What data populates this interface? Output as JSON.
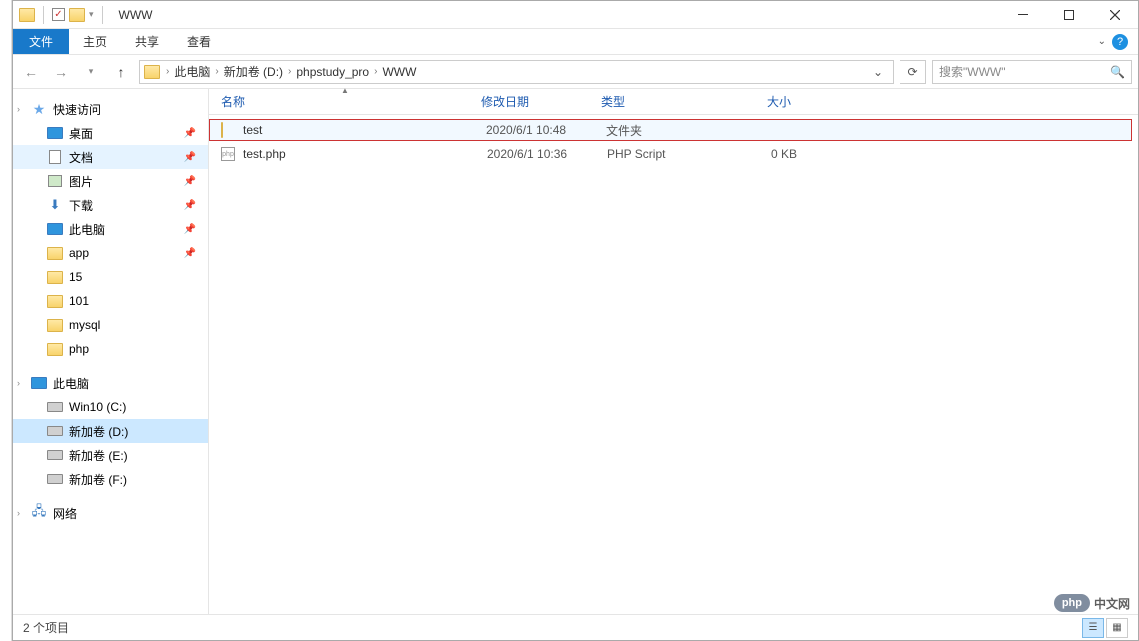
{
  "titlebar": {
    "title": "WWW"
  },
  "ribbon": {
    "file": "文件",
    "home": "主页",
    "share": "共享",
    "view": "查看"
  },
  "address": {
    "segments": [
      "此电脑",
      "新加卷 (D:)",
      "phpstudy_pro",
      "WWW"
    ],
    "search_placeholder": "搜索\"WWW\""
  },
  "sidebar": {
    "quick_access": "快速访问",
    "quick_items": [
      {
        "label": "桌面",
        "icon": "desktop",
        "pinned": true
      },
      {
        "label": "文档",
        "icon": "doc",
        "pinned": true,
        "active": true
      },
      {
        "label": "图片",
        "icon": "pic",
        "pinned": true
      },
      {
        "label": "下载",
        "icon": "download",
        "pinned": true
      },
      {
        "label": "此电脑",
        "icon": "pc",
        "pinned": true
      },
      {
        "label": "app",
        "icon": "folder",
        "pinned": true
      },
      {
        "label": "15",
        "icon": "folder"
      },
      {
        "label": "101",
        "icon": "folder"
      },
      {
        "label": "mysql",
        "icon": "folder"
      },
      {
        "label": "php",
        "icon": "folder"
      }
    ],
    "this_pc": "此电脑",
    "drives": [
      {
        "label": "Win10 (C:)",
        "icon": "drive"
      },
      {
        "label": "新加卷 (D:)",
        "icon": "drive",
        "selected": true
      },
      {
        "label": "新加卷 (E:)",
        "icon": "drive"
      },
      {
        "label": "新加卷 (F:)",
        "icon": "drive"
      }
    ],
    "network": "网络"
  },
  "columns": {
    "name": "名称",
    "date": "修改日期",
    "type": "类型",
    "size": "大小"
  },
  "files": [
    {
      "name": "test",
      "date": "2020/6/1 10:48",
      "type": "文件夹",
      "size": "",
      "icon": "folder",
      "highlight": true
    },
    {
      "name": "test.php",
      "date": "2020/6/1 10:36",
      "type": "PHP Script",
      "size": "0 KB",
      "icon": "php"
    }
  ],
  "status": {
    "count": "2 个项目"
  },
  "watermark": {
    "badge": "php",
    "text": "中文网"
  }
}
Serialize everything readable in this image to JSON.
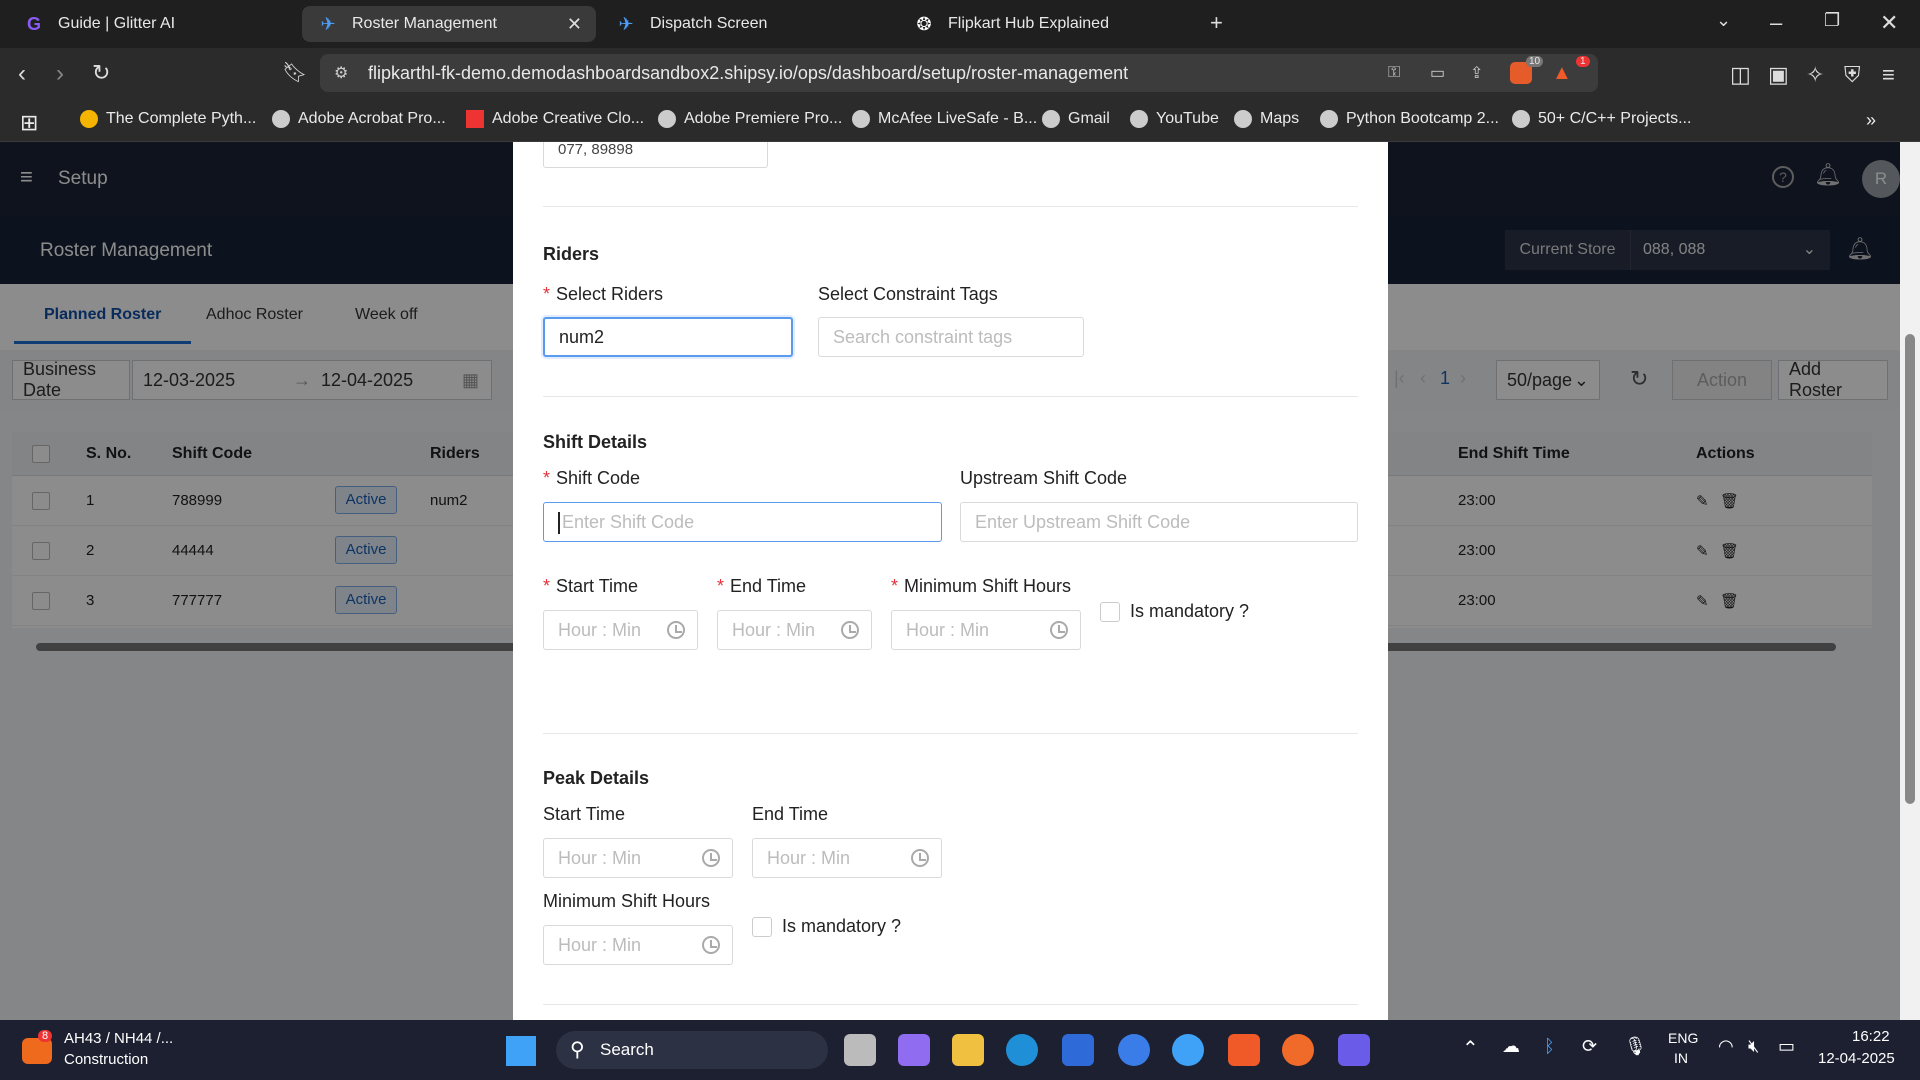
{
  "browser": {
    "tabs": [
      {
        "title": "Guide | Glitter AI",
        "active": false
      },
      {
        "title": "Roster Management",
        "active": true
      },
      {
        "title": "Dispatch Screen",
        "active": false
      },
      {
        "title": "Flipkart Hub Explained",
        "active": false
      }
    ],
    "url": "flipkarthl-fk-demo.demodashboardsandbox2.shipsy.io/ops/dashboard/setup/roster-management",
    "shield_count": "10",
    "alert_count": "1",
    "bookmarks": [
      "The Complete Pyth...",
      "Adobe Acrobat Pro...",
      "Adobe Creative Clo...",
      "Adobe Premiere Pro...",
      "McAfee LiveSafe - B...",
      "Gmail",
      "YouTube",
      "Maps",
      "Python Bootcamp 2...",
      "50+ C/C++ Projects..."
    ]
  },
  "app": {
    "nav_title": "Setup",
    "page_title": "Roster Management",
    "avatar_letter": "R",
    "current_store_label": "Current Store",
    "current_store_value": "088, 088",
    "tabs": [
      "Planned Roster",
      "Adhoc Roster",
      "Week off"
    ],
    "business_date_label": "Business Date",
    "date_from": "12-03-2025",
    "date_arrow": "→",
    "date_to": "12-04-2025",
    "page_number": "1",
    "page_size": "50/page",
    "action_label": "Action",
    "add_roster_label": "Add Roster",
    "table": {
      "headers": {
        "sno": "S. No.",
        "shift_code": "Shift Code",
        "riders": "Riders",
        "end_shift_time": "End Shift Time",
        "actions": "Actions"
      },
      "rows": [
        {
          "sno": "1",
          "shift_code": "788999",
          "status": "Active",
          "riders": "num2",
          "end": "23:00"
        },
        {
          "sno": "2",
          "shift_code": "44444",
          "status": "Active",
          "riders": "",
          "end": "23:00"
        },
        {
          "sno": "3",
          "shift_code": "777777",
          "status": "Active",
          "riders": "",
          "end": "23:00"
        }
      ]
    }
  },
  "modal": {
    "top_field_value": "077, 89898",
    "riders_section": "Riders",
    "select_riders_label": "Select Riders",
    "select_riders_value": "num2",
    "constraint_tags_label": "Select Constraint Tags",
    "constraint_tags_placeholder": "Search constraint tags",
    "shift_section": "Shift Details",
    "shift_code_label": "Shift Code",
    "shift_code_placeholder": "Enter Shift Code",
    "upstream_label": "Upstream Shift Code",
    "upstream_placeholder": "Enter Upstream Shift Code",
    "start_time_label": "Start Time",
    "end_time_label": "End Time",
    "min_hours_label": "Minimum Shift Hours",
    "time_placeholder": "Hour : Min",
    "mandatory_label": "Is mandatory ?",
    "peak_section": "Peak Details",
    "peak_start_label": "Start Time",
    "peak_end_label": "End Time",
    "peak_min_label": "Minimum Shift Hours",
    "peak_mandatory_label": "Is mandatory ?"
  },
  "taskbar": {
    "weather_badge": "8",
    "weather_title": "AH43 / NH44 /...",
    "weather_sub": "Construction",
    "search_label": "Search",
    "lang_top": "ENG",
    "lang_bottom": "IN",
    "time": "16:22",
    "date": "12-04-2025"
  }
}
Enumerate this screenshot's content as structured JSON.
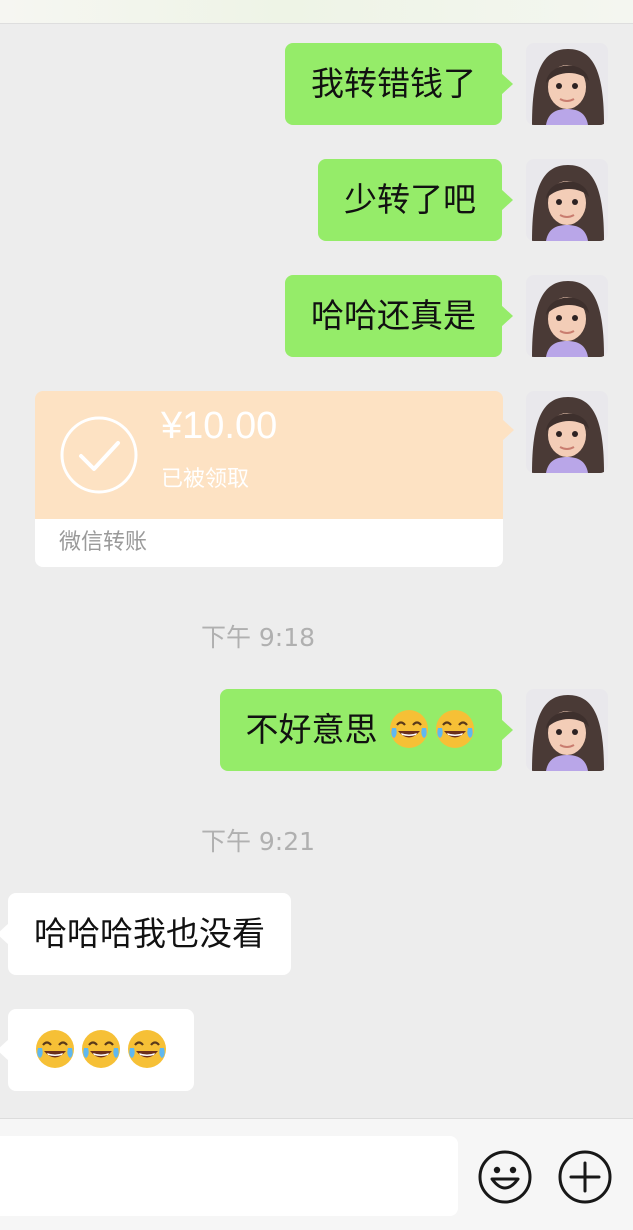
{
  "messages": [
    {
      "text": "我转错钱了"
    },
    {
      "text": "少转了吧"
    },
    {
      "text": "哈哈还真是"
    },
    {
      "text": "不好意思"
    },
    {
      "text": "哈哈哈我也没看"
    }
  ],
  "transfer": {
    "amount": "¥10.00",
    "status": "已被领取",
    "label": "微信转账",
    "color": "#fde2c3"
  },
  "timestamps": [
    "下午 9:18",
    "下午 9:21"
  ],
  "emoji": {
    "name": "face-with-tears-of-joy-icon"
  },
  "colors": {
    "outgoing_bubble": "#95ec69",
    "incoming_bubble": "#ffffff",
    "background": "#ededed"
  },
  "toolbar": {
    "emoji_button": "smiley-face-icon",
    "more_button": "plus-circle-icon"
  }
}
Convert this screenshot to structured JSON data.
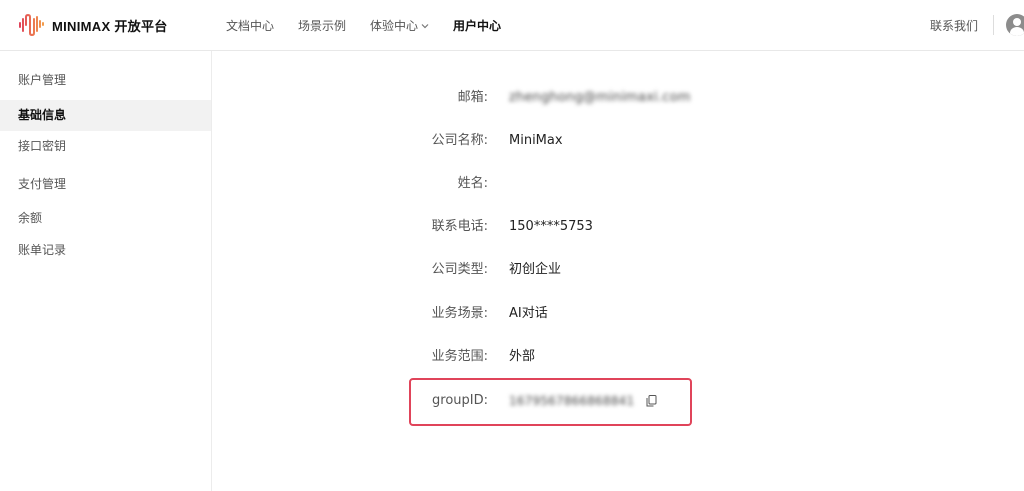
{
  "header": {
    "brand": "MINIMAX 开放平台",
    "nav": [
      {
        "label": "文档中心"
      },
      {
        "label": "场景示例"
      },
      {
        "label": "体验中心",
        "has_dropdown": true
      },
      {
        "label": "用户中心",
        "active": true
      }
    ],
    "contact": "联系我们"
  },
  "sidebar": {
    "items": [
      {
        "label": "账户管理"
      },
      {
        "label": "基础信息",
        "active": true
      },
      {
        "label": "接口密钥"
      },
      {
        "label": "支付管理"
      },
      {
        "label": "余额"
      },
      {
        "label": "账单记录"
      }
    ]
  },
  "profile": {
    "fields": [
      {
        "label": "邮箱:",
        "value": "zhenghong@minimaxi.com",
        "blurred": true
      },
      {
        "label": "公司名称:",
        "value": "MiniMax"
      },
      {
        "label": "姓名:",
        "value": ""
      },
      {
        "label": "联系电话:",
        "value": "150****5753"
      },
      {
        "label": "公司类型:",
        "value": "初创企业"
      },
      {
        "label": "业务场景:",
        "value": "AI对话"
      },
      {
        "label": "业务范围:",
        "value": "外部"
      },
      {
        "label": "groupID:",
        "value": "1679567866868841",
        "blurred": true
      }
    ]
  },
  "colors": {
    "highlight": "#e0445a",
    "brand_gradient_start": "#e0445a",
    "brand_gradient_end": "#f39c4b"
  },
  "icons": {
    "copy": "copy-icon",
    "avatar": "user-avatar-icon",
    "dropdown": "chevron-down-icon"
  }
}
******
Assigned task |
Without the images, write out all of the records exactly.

The answer |
What data populates this interface? Output as JSON.
{
  "titlebar": {
    "title": "WWW"
  },
  "ribbon": {
    "file": "文件",
    "home": "主页",
    "share": "共享",
    "view": "查看"
  },
  "address": {
    "segments": [
      "此电脑",
      "新加卷 (D:)",
      "phpstudy_pro",
      "WWW"
    ],
    "search_placeholder": "搜索\"WWW\""
  },
  "sidebar": {
    "quick_access": "快速访问",
    "quick_items": [
      {
        "label": "桌面",
        "icon": "desktop",
        "pinned": true
      },
      {
        "label": "文档",
        "icon": "doc",
        "pinned": true,
        "active": true
      },
      {
        "label": "图片",
        "icon": "pic",
        "pinned": true
      },
      {
        "label": "下载",
        "icon": "download",
        "pinned": true
      },
      {
        "label": "此电脑",
        "icon": "pc",
        "pinned": true
      },
      {
        "label": "app",
        "icon": "folder",
        "pinned": true
      },
      {
        "label": "15",
        "icon": "folder"
      },
      {
        "label": "101",
        "icon": "folder"
      },
      {
        "label": "mysql",
        "icon": "folder"
      },
      {
        "label": "php",
        "icon": "folder"
      }
    ],
    "this_pc": "此电脑",
    "drives": [
      {
        "label": "Win10 (C:)",
        "icon": "drive"
      },
      {
        "label": "新加卷 (D:)",
        "icon": "drive",
        "selected": true
      },
      {
        "label": "新加卷 (E:)",
        "icon": "drive"
      },
      {
        "label": "新加卷 (F:)",
        "icon": "drive"
      }
    ],
    "network": "网络"
  },
  "columns": {
    "name": "名称",
    "date": "修改日期",
    "type": "类型",
    "size": "大小"
  },
  "files": [
    {
      "name": "test",
      "date": "2020/6/1 10:48",
      "type": "文件夹",
      "size": "",
      "icon": "folder",
      "highlight": true
    },
    {
      "name": "test.php",
      "date": "2020/6/1 10:36",
      "type": "PHP Script",
      "size": "0 KB",
      "icon": "php"
    }
  ],
  "status": {
    "count": "2 个项目"
  },
  "watermark": {
    "badge": "php",
    "text": "中文网"
  }
}
Serialize everything readable in this image to JSON.
{
  "browser": {
    "tabs": [
      {
        "title": "Guide | Glitter AI",
        "active": false
      },
      {
        "title": "Roster Management",
        "active": true
      },
      {
        "title": "Dispatch Screen",
        "active": false
      },
      {
        "title": "Flipkart Hub Explained",
        "active": false
      }
    ],
    "url": "flipkarthl-fk-demo.demodashboardsandbox2.shipsy.io/ops/dashboard/setup/roster-management",
    "shield_count": "10",
    "alert_count": "1",
    "bookmarks": [
      "The Complete Pyth...",
      "Adobe Acrobat Pro...",
      "Adobe Creative Clo...",
      "Adobe Premiere Pro...",
      "McAfee LiveSafe - B...",
      "Gmail",
      "YouTube",
      "Maps",
      "Python Bootcamp 2...",
      "50+ C/C++ Projects..."
    ]
  },
  "app": {
    "nav_title": "Setup",
    "page_title": "Roster Management",
    "avatar_letter": "R",
    "current_store_label": "Current Store",
    "current_store_value": "088, 088",
    "tabs": [
      "Planned Roster",
      "Adhoc Roster",
      "Week off"
    ],
    "business_date_label": "Business Date",
    "date_from": "12-03-2025",
    "date_arrow": "→",
    "date_to": "12-04-2025",
    "page_number": "1",
    "page_size": "50/page",
    "action_label": "Action",
    "add_roster_label": "Add Roster",
    "table": {
      "headers": {
        "sno": "S. No.",
        "shift_code": "Shift Code",
        "riders": "Riders",
        "end_shift_time": "End Shift Time",
        "actions": "Actions"
      },
      "rows": [
        {
          "sno": "1",
          "shift_code": "788999",
          "status": "Active",
          "riders": "num2",
          "end": "23:00"
        },
        {
          "sno": "2",
          "shift_code": "44444",
          "status": "Active",
          "riders": "",
          "end": "23:00"
        },
        {
          "sno": "3",
          "shift_code": "777777",
          "status": "Active",
          "riders": "",
          "end": "23:00"
        }
      ]
    }
  },
  "modal": {
    "top_field_value": "077, 89898",
    "riders_section": "Riders",
    "select_riders_label": "Select Riders",
    "select_riders_value": "num2",
    "constraint_tags_label": "Select Constraint Tags",
    "constraint_tags_placeholder": "Search constraint tags",
    "shift_section": "Shift Details",
    "shift_code_label": "Shift Code",
    "shift_code_placeholder": "Enter Shift Code",
    "upstream_label": "Upstream Shift Code",
    "upstream_placeholder": "Enter Upstream Shift Code",
    "start_time_label": "Start Time",
    "end_time_label": "End Time",
    "min_hours_label": "Minimum Shift Hours",
    "time_placeholder": "Hour : Min",
    "mandatory_label": "Is mandatory ?",
    "peak_section": "Peak Details",
    "peak_start_label": "Start Time",
    "peak_end_label": "End Time",
    "peak_min_label": "Minimum Shift Hours",
    "peak_mandatory_label": "Is mandatory ?"
  },
  "taskbar": {
    "weather_badge": "8",
    "weather_title": "AH43 / NH44 /...",
    "weather_sub": "Construction",
    "search_label": "Search",
    "lang_top": "ENG",
    "lang_bottom": "IN",
    "time": "16:22",
    "date": "12-04-2025"
  }
}
Enumerate this screenshot's content as structured JSON.
{
  "messages": [
    {
      "text": "我转错钱了"
    },
    {
      "text": "少转了吧"
    },
    {
      "text": "哈哈还真是"
    },
    {
      "text": "不好意思"
    },
    {
      "text": "哈哈哈我也没看"
    }
  ],
  "transfer": {
    "amount": "¥10.00",
    "status": "已被领取",
    "label": "微信转账",
    "color": "#fde2c3"
  },
  "timestamps": [
    "下午 9:18",
    "下午 9:21"
  ],
  "emoji": {
    "name": "face-with-tears-of-joy-icon"
  },
  "colors": {
    "outgoing_bubble": "#95ec69",
    "incoming_bubble": "#ffffff",
    "background": "#ededed"
  },
  "toolbar": {
    "emoji_button": "smiley-face-icon",
    "more_button": "plus-circle-icon"
  }
}
Convert this screenshot to structured JSON data.
{
  "header": {
    "brand": "MINIMAX 开放平台",
    "nav": [
      {
        "label": "文档中心"
      },
      {
        "label": "场景示例"
      },
      {
        "label": "体验中心",
        "has_dropdown": true
      },
      {
        "label": "用户中心",
        "active": true
      }
    ],
    "contact": "联系我们"
  },
  "sidebar": {
    "items": [
      {
        "label": "账户管理"
      },
      {
        "label": "基础信息",
        "active": true
      },
      {
        "label": "接口密钥"
      },
      {
        "label": "支付管理"
      },
      {
        "label": "余额"
      },
      {
        "label": "账单记录"
      }
    ]
  },
  "profile": {
    "fields": [
      {
        "label": "邮箱:",
        "value": "zhenghong@minimaxi.com",
        "blurred": true
      },
      {
        "label": "公司名称:",
        "value": "MiniMax"
      },
      {
        "label": "姓名:",
        "value": ""
      },
      {
        "label": "联系电话:",
        "value": "150****5753"
      },
      {
        "label": "公司类型:",
        "value": "初创企业"
      },
      {
        "label": "业务场景:",
        "value": "AI对话"
      },
      {
        "label": "业务范围:",
        "value": "外部"
      },
      {
        "label": "groupID:",
        "value": "1679567866868841",
        "blurred": true
      }
    ]
  },
  "colors": {
    "highlight": "#e0445a",
    "brand_gradient_start": "#e0445a",
    "brand_gradient_end": "#f39c4b"
  },
  "icons": {
    "copy": "copy-icon",
    "avatar": "user-avatar-icon",
    "dropdown": "chevron-down-icon"
  }
}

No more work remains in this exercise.